Greetings from Carrboro,
I drew outlines of my hand that magically morphed into a turkey. And there was a whole thing about construction paper and fashioning Native American headgear and Puritan hats. That was big. My memory was that the Native Americans always were drawn wearing ragged shorts and living in teepees and that the all-important pilgrims had polished buckles on their black shoes. No teacher lingered over the awkward depiction of these Native Americans as part of a Western tribe (think Navajo) or that all the pilgrims looked remarkably like Ben Franklin.
Clearly, Thanksgiving had nothing to do with historical accuracy; it was all about the food. Duh. I fancied the historical feast as some odd cross-cultural potluck that clearly resembled the one we had at church. Except with a peace pipe. And without spaghetti casserole. I had no idea which of the cultural halves brought the congealed salad that fateful day, but roundly believed it was a bad idea. The pecan pie, on the other hand, was a keeper.
For years I assumed every family ate the same traditional meal. Right up until a neighbor had a luau themed Thanksgiving. All the neighborhood kids were enthralled. It was ultimately highlighted by the two hams on a spit festively catching fire to much parental tumult. After several tossed tiki drinks failed to quell the flames, the hams were doused by a garden hose with the Miracle-Gro sprayer still attached. They were the first family that I ever knew who had a vegetarian Thanksgiving. Albeit a rather late and completely unplanned vegetarian Thanksgiving. But definitely vegetarian.
At the restaurant, we stick to tradition – our Acme tradition – 16 years and running. No luau and no congealed salad. Promise. We deep-fry turkeys and slow cook beans. We roast sweet potatoes and bake no end of pies. There’s mashed potatoes and gravy, collard greens, sage and turkey dressing, and cranberry-ginger relish.
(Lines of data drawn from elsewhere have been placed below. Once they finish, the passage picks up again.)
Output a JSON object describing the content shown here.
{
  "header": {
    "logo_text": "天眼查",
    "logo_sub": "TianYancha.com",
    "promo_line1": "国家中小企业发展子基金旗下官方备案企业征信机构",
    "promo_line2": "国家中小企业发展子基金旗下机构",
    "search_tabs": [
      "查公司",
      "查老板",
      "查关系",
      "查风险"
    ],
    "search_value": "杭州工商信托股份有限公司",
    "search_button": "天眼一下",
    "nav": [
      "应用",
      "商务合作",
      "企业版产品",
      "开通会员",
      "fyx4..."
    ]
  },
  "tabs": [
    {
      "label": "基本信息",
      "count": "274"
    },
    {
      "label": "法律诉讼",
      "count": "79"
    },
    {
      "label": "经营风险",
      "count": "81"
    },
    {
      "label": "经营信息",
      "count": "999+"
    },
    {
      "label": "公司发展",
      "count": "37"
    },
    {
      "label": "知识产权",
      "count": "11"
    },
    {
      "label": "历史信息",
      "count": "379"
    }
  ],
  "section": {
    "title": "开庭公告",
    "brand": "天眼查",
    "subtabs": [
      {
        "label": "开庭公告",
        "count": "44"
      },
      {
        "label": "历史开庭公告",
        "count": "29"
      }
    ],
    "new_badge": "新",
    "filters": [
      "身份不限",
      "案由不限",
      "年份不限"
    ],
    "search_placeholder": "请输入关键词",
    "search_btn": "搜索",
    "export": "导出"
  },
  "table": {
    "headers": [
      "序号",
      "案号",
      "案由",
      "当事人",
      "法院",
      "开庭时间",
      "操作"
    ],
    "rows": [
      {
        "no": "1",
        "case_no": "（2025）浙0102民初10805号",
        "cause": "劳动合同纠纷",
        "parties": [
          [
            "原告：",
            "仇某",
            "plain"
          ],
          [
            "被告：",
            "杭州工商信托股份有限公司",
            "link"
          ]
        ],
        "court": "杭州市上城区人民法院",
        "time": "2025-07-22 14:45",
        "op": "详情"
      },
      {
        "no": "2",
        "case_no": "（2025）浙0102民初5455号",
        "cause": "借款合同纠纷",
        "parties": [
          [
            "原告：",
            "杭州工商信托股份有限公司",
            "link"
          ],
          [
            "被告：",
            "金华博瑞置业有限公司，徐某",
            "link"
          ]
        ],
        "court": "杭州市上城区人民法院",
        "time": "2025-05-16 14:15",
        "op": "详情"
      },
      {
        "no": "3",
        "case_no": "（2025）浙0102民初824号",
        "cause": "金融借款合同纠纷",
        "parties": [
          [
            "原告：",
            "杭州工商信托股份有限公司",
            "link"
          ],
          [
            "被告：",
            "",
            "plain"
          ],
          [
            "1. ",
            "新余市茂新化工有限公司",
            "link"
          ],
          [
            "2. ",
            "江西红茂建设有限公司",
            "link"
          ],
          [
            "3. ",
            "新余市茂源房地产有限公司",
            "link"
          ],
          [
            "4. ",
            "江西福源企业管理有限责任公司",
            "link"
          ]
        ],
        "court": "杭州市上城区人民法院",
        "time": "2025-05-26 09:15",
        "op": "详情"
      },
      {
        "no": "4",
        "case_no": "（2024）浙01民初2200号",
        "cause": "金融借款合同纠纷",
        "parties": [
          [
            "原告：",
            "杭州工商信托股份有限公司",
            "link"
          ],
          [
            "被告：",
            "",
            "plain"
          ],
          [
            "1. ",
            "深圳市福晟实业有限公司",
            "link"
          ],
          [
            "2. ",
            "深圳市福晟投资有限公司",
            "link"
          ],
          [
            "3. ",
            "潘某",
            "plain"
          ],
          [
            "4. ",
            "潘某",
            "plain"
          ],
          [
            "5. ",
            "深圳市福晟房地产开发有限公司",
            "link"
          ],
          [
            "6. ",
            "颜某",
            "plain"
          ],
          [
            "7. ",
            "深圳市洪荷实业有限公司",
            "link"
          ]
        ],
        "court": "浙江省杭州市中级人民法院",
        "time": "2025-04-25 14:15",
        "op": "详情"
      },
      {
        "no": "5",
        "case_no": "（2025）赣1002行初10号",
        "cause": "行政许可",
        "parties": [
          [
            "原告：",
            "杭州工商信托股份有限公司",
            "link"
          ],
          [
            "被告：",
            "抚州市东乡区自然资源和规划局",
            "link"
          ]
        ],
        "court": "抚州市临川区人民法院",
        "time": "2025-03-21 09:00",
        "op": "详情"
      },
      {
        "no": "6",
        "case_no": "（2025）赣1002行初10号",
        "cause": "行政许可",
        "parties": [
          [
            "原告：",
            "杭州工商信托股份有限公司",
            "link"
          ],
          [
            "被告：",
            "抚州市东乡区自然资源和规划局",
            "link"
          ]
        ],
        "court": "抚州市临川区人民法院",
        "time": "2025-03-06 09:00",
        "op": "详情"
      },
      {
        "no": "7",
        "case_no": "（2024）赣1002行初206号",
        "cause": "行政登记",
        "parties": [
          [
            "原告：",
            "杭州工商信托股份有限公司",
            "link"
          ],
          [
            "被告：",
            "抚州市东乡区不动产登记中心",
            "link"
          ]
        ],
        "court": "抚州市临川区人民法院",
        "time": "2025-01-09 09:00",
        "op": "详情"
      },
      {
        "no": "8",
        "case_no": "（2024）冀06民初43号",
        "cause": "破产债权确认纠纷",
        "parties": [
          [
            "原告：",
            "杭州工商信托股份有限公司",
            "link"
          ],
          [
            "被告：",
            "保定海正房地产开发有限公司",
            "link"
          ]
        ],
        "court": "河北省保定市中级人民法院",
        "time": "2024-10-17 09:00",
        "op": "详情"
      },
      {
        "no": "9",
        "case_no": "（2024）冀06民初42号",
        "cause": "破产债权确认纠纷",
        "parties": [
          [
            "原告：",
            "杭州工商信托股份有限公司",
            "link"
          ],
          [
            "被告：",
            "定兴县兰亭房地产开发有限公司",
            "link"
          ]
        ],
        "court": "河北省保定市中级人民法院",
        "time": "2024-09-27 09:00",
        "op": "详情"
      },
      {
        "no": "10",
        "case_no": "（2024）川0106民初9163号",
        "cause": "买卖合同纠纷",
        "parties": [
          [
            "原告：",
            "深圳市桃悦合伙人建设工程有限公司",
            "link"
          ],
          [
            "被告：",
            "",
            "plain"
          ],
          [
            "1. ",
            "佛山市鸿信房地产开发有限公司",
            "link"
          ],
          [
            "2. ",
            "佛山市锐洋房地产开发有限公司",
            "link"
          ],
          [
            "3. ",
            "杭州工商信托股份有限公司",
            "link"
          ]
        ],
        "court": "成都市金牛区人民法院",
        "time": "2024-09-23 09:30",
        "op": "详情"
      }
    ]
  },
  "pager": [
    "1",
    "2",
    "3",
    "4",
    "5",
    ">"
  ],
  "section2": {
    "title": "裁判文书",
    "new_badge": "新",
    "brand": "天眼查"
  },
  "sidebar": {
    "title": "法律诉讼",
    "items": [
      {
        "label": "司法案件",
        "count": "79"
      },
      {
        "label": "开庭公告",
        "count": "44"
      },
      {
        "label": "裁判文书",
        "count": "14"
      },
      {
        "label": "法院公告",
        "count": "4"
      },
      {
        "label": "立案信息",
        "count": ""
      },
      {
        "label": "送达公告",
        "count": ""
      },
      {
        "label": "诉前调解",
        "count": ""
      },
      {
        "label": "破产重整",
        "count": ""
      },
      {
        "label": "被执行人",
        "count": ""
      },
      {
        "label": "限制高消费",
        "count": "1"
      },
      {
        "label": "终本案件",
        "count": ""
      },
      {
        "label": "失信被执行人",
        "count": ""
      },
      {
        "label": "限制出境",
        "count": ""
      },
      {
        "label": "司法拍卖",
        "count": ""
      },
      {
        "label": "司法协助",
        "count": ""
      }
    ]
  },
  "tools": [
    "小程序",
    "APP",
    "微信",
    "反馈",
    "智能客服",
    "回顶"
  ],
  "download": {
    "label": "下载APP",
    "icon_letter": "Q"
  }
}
A southern Thanksgiving is what we call it. There are also choices for everyone who wants something other than Turkey – salmon and steak and vegetarian risotto. Plus the added bonus of no shopping and no dishes. It’s kind of perfect.
Thanksgiving at Acme. Thursday, November 26th. Noon until 8:30 in the evening. Reservations are only available by phone – 919 929 2263. We also require a credit card number to hold your table. The price is $35 per person for the three-course meal. Menu is below. It’s always one of the most popular events of the year. For a reason. I hope you can join us.
Well, that’s all the news from Carrboro. The staff at Acme look forward to serving you soon.
The Staff at Acme
Acme Thanksgiving Menu
Curried Mountain Apple Soup
Pomegranates, Crème Fraiche, Boiled Peanuts
Acme Field Green Salad
Crumbled Blue Cheese, Black-Eyed Peas, Cider Vinaigrette
Low Country Deep Fried Local Turkey
with Mashed Yukon Gold Potatoes, Wild Mushroom and Country Ham Gravy, Sage and Rosemary Dressing, Bourbon Mashed Sweet Potatoes, Collard Greens, Slow Cooked Green Beans, and Housemade Cranberry-Ginger Compote
Pan-seared Wild Salmon
Green Tomato Relish, Two Hour Cheese Grits,
Grilled Tenderloin of Beef
Chanterelle Gastrique, Mashed Yukon Gold Potatoes, Grilled Asparagus
Vegetarian Wild Mushroom Risotto
Aged Asiago & Parmesan Cheeses, Butternut Squash, Swiss Chard, Grilled Sweet Onions
Classic Pumpkin Pie
Fresh Whipped Cream
Chocolate Bourbon Pecan Pie
Fresh Whipped Cream
Autumn Apple Cobbler
Caramel Sauce, Fresh Whipped Cream
Acme Chocolate Terrine
Coffee & Bourbon Sauce